Parsi or Zoroastrian Festivals
Zoroastrianism is the Persian religion, which is based on scripture called Zend Avesta. Zarathushtra is the founder of this religion; hence it is also called Zarathustra religion. Historically, Zoroastrianism is known as the world’s oldest religion and began in the 6th century BC.
By the seventh century AD, the Persian Empire had lost its archaic splendor and power from Iran. When the Arabs won a decisive victory over it, in order to protect their religion, many Zoroastrians escaped through the sea and took refuge on the west coast of India. Here they were called 'Parsis' (Persian apostles). Today, there are only between 125 and 1.5 lakh Zoroastrians in the world. More than half of these are in India.
The Sanskrit meaning of word Parsi is 'One who give alms.' Zoroastrian religion stands on three pillars; 'Good Thoughts, Good Words, and Good Deeds.' Fire, water, and air have the holy place in their religion as Parsis believe that natural elements fire, water, and air are pure elements.
The Parsi community also celebrates some religious festivals as other communities in the world. However, Parsis celebrate their festivals with full devotion and zeal in a very simplistic and austere manner without any pomp. Parsis festivals can be divided into three categories - Seasonal festivals, Monthly festivals, and Annual festivals, which are celebrated on a particular day according to the Zoroastrian calendar.

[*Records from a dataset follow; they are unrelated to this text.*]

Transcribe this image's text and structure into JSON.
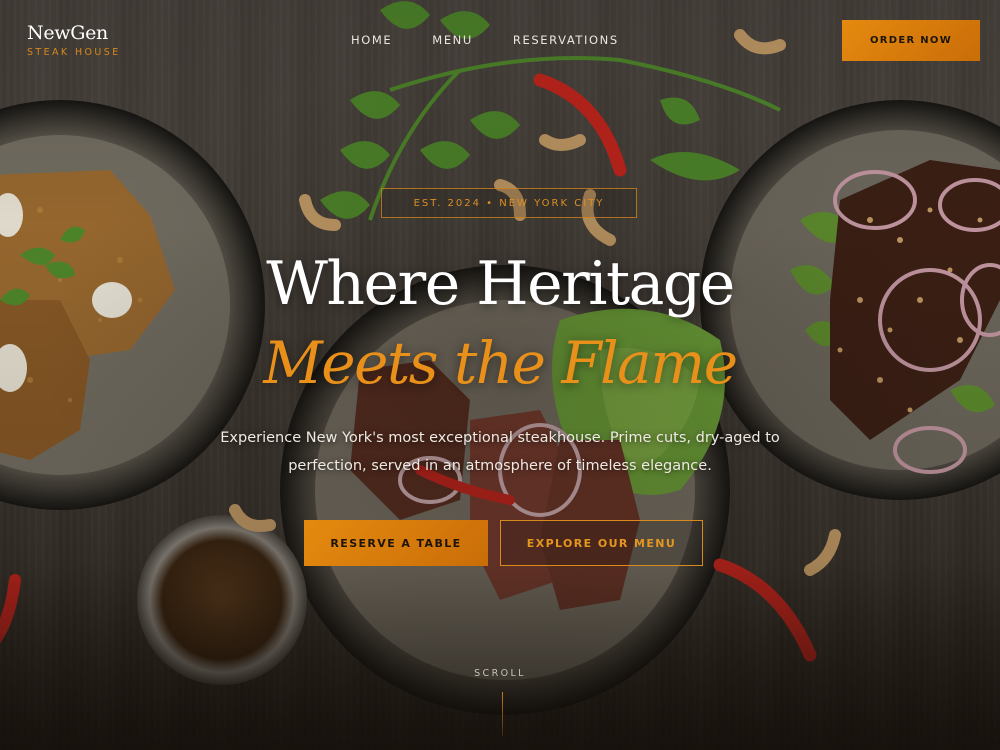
{
  "brand": {
    "name": "NewGen",
    "tagline": "STEAK HOUSE"
  },
  "nav": {
    "links": [
      "HOME",
      "MENU",
      "RESERVATIONS"
    ],
    "cta": "ORDER NOW"
  },
  "hero": {
    "badge": "EST. 2024 • NEW YORK CITY",
    "headline_line1": "Where Heritage",
    "headline_line2": "Meets the Flame",
    "subtitle": "Experience New York's most exceptional steakhouse. Prime cuts, dry-aged to perfection, served in an atmosphere of timeless elegance.",
    "primary_button": "RESERVE A TABLE",
    "secondary_button": "EXPLORE OUR MENU",
    "scroll_label": "SCROLL"
  },
  "colors": {
    "accent": "#e58a0f",
    "accent_text": "#e8901a",
    "background": "#3f3a35"
  }
}
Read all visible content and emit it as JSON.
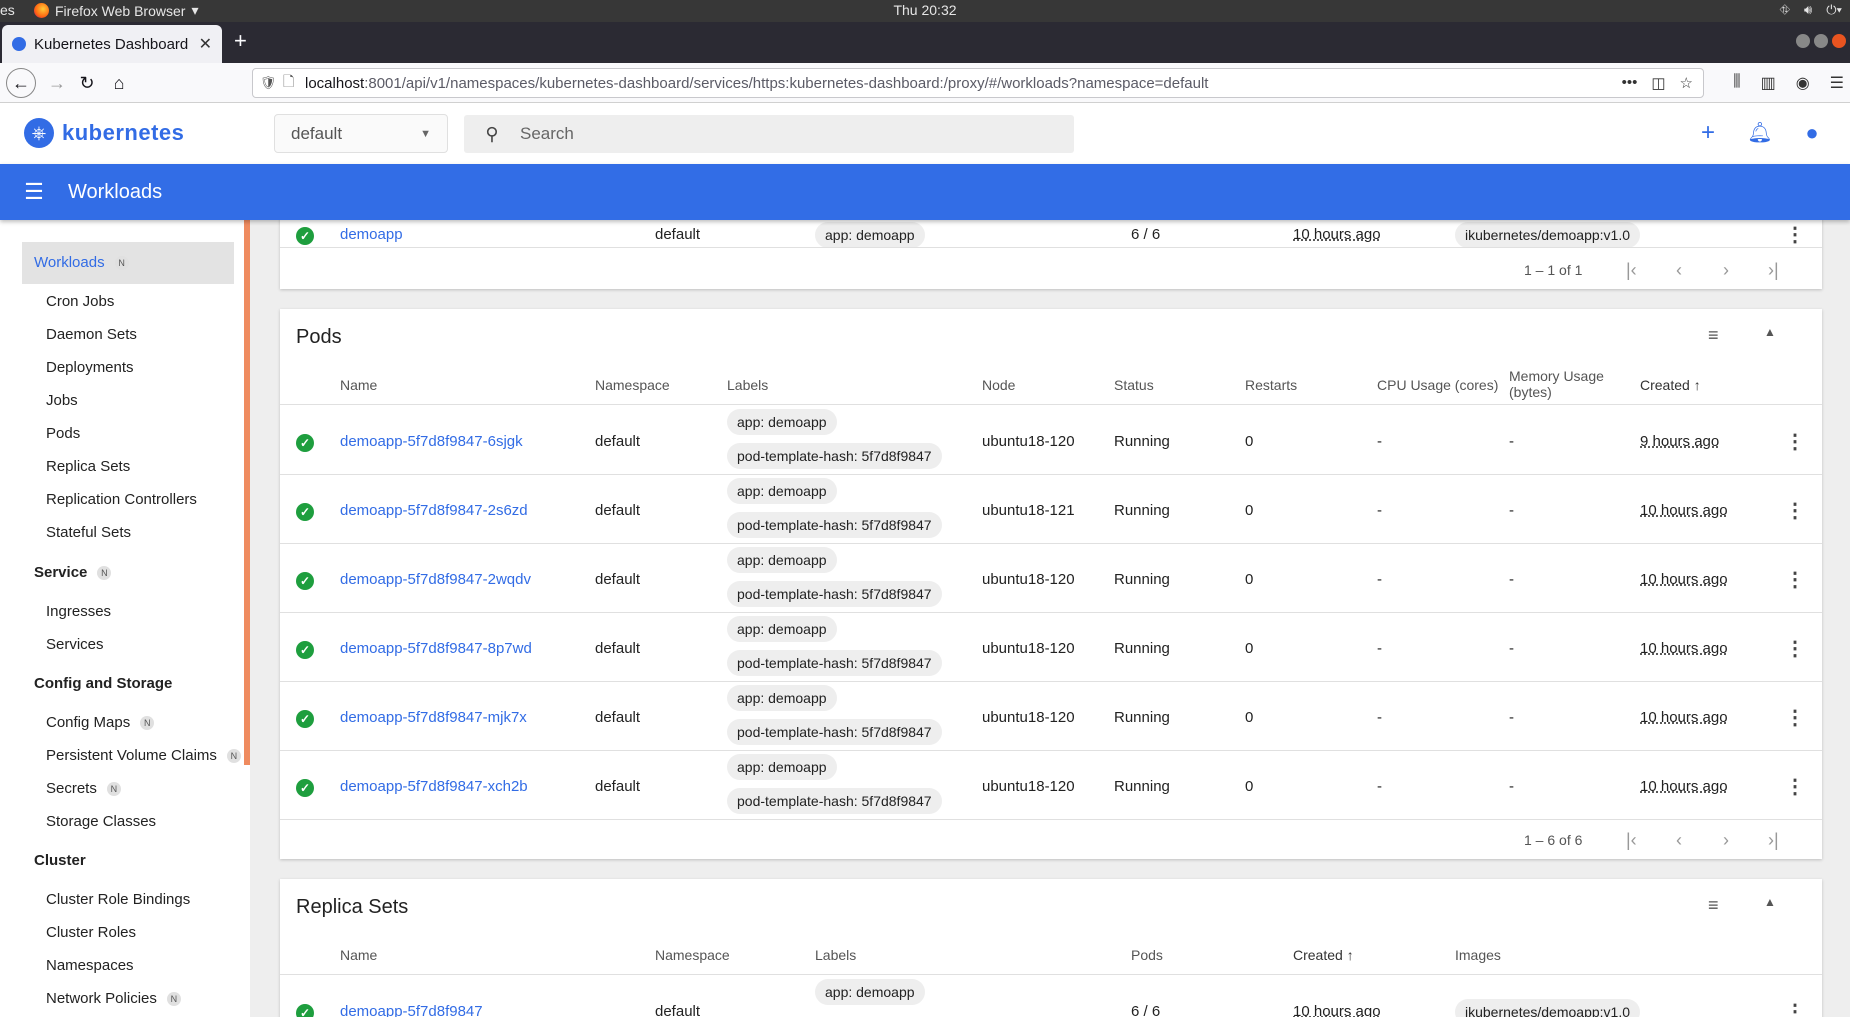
{
  "os": {
    "activities": "es",
    "app": "Firefox Web Browser",
    "clock": "Thu 20:32"
  },
  "browser": {
    "tab_title": "Kubernetes Dashboard",
    "url_host": "localhost",
    "url_rest": ":8001/api/v1/namespaces/kubernetes-dashboard/services/https:kubernetes-dashboard:/proxy/#/workloads?namespace=default"
  },
  "header": {
    "brand": "kubernetes",
    "namespace": "default",
    "search_placeholder": "Search"
  },
  "titlebar": {
    "title": "Workloads"
  },
  "sidebar": {
    "workloads": "Workloads",
    "workloads_badge": "N",
    "wl_items": [
      "Cron Jobs",
      "Daemon Sets",
      "Deployments",
      "Jobs",
      "Pods",
      "Replica Sets",
      "Replication Controllers",
      "Stateful Sets"
    ],
    "service": "Service",
    "service_badge": "N",
    "svc_items": [
      "Ingresses",
      "Services"
    ],
    "config": "Config and Storage",
    "cfg_items": [
      "Config Maps",
      "Persistent Volume Claims",
      "Secrets",
      "Storage Classes"
    ],
    "cfg_badges": [
      "N",
      "N",
      "N",
      ""
    ],
    "cluster": "Cluster",
    "cluster_items": [
      "Cluster Role Bindings",
      "Cluster Roles",
      "Namespaces",
      "Network Policies"
    ],
    "cluster_badges": [
      "",
      "",
      "",
      "N"
    ]
  },
  "deploy": {
    "name": "demoapp",
    "namespace": "default",
    "label": "app: demoapp",
    "pods": "6 / 6",
    "created": "10 hours ago",
    "image": "ikubernetes/demoapp:v1.0",
    "pager": "1 – 1 of 1"
  },
  "pods": {
    "title": "Pods",
    "headers": {
      "name": "Name",
      "namespace": "Namespace",
      "labels": "Labels",
      "node": "Node",
      "status": "Status",
      "restarts": "Restarts",
      "cpu": "CPU Usage (cores)",
      "mem1": "Memory Usage",
      "mem2": "(bytes)",
      "created": "Created ↑"
    },
    "rows": [
      {
        "name": "demoapp-5f7d8f9847-6sjgk",
        "namespace": "default",
        "l1": "app: demoapp",
        "l2": "pod-template-hash: 5f7d8f9847",
        "node": "ubuntu18-120",
        "status": "Running",
        "restarts": "0",
        "cpu": "-",
        "mem": "-",
        "created": "9 hours ago"
      },
      {
        "name": "demoapp-5f7d8f9847-2s6zd",
        "namespace": "default",
        "l1": "app: demoapp",
        "l2": "pod-template-hash: 5f7d8f9847",
        "node": "ubuntu18-121",
        "status": "Running",
        "restarts": "0",
        "cpu": "-",
        "mem": "-",
        "created": "10 hours ago"
      },
      {
        "name": "demoapp-5f7d8f9847-2wqdv",
        "namespace": "default",
        "l1": "app: demoapp",
        "l2": "pod-template-hash: 5f7d8f9847",
        "node": "ubuntu18-120",
        "status": "Running",
        "restarts": "0",
        "cpu": "-",
        "mem": "-",
        "created": "10 hours ago"
      },
      {
        "name": "demoapp-5f7d8f9847-8p7wd",
        "namespace": "default",
        "l1": "app: demoapp",
        "l2": "pod-template-hash: 5f7d8f9847",
        "node": "ubuntu18-120",
        "status": "Running",
        "restarts": "0",
        "cpu": "-",
        "mem": "-",
        "created": "10 hours ago"
      },
      {
        "name": "demoapp-5f7d8f9847-mjk7x",
        "namespace": "default",
        "l1": "app: demoapp",
        "l2": "pod-template-hash: 5f7d8f9847",
        "node": "ubuntu18-120",
        "status": "Running",
        "restarts": "0",
        "cpu": "-",
        "mem": "-",
        "created": "10 hours ago"
      },
      {
        "name": "demoapp-5f7d8f9847-xch2b",
        "namespace": "default",
        "l1": "app: demoapp",
        "l2": "pod-template-hash: 5f7d8f9847",
        "node": "ubuntu18-120",
        "status": "Running",
        "restarts": "0",
        "cpu": "-",
        "mem": "-",
        "created": "10 hours ago"
      }
    ],
    "pager": "1 – 6 of 6"
  },
  "rs": {
    "title": "Replica Sets",
    "headers": {
      "name": "Name",
      "namespace": "Namespace",
      "labels": "Labels",
      "pods": "Pods",
      "created": "Created ↑",
      "images": "Images"
    },
    "row": {
      "name": "demoapp-5f7d8f9847",
      "namespace": "default",
      "label": "app: demoapp",
      "pods": "6 / 6",
      "created": "10 hours ago",
      "image": "ikubernetes/demoapp:v1.0"
    }
  }
}
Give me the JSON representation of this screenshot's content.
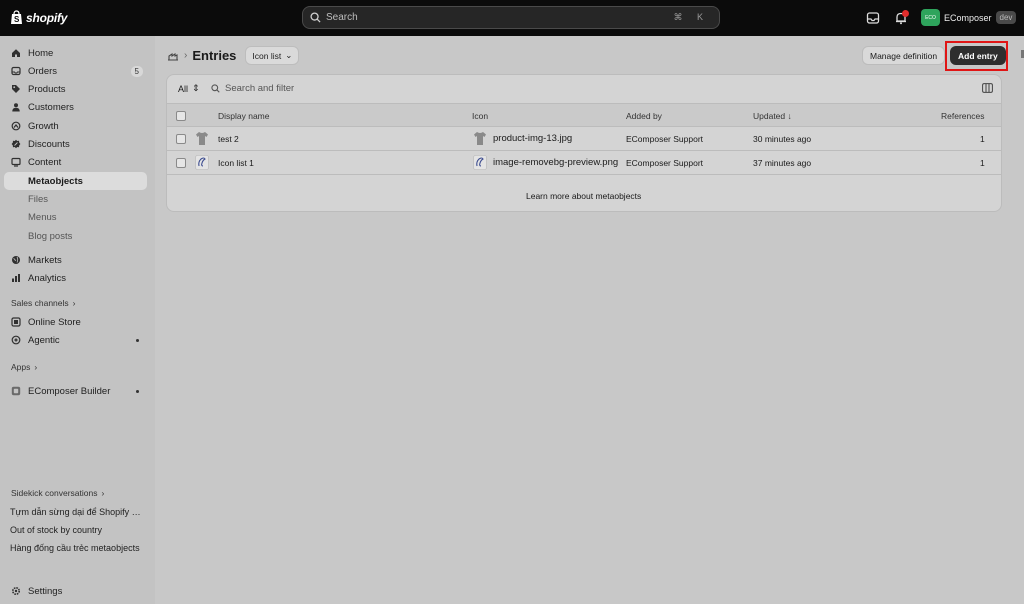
{
  "topbar": {
    "brand": "shopify",
    "search_placeholder": "Search",
    "search_shortcut": "⌘ K",
    "store_avatar": "ECO",
    "store_name": "EComposer",
    "store_tag": "dev"
  },
  "sidebar": {
    "items": [
      {
        "label": "Home",
        "icon": "home-icon"
      },
      {
        "label": "Orders",
        "icon": "orders-icon",
        "count": "5"
      },
      {
        "label": "Products",
        "icon": "tag-icon"
      },
      {
        "label": "Customers",
        "icon": "person-icon"
      },
      {
        "label": "Growth",
        "icon": "growth-icon"
      },
      {
        "label": "Discounts",
        "icon": "discount-icon"
      },
      {
        "label": "Content",
        "icon": "content-icon"
      }
    ],
    "sub_items": [
      "Metaobjects",
      "Files",
      "Menus",
      "Blog posts"
    ],
    "items2": [
      {
        "label": "Markets",
        "icon": "globe-icon"
      },
      {
        "label": "Analytics",
        "icon": "analytics-icon"
      }
    ],
    "sales_channels_label": "Sales channels",
    "channels": [
      "Online Store",
      "Agentic"
    ],
    "apps_label": "Apps",
    "apps": [
      "EComposer Builder"
    ],
    "sidekick_label": "Sidekick conversations",
    "sidekick_items": [
      "Tựm dẫn sừng dại để Shopify Liquid",
      "Out of stock by country",
      "Hàng đống cầu trẻc metaobjects"
    ],
    "settings_label": "Settings"
  },
  "main": {
    "title": "Entries",
    "definition_pill": "Icon list",
    "manage_button": "Manage definition",
    "add_button": "Add entry",
    "filter_all": "All",
    "filter_placeholder": "Search and filter",
    "columns": {
      "display_name": "Display name",
      "icon": "Icon",
      "added_by": "Added by",
      "updated": "Updated ↓",
      "references": "References"
    },
    "rows": [
      {
        "name": "test 2",
        "icon_file": "product-img-13.jpg",
        "added_by": "EComposer Support",
        "updated": "30 minutes ago",
        "references": "1"
      },
      {
        "name": "Icon list 1",
        "icon_file": "image-removebg-preview.png",
        "added_by": "EComposer Support",
        "updated": "37 minutes ago",
        "references": "1"
      }
    ],
    "learn_more": "Learn more about metaobjects"
  },
  "colors": {
    "topbar": "#0b0b0b",
    "primary_button": "#2e2e2e",
    "highlight": "#e01515",
    "store_avatar": "#2ea45c"
  }
}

Here is the list of Parsi Festivals:
Jamshed-e-Navroz, also known as Nowruz or Navroz, is one of the most important festivals of Parsis. Nowruz is the Persian New Year, which symbolizes rejuvenation and rebirth. Mainly commemorated by Iranians worldwide, It is a celebration of nature's love.
Khordad Sal is a significant festival of people who believe in the Parsi religion as it marks the birth anniversary of Zoroaster. The festival is celebrated by Parsis all over the world, especially in India, as more than half of the population of Parsi community is residing in India. Khordad Sal is observed with great happiness and devotion on the 6th day of the Parsi month, which comes around August/September.
Zarthost No-Deeso or Zartosht No-Diso is an important day for mourning day in Zoroastrianism. The day signifies the death anniversary of the Prophet Zoroaster. People believing in the Parsi religion offer prayers and visit fire temples to give them respect and honor.
Gahambars called the seasonal festival occur six times annually. These days are observed by the Zoroastrians to commemorate the six universal creations of God and reaffirm the sanctity of God's creation. The six Gahambars are:
Maidyozarem Gahambar: Mid-spring festival, falls in April or May each year.
Maid Yaoi-Shema Gahambar: Midsummer festivals, which comes in June or July each year.
Paitishahema Gahambar: Falls in September every year, Harvest time festival.
Ayathrem Gahambar: Herding time festival, occurs in October.
Maidyarem Gahambar: Mid-year winter festival, falls in December or January.
Hamaspathmaidyem Gahambar: Mid path of all seasons or Soul festival, falls in March.
- PATETI FESTIVAL
Pateti festival is commemorated on the last day of the year as per the Persian calendar. This celebration marks the fresh and pure start of the new year while destroying all the misdeeds of the previous year in front of holy fire. After this ritual, everybody wishes each other 'Pateti Mubarak.'
Parsi is one of the closed communities who do not spill over the streets for their celebrations. Most of their festivals are observed within their homes, temples, and community centers. Even special events of life like birth, marriage, education, death are marked with elaborate rituals in Parsis.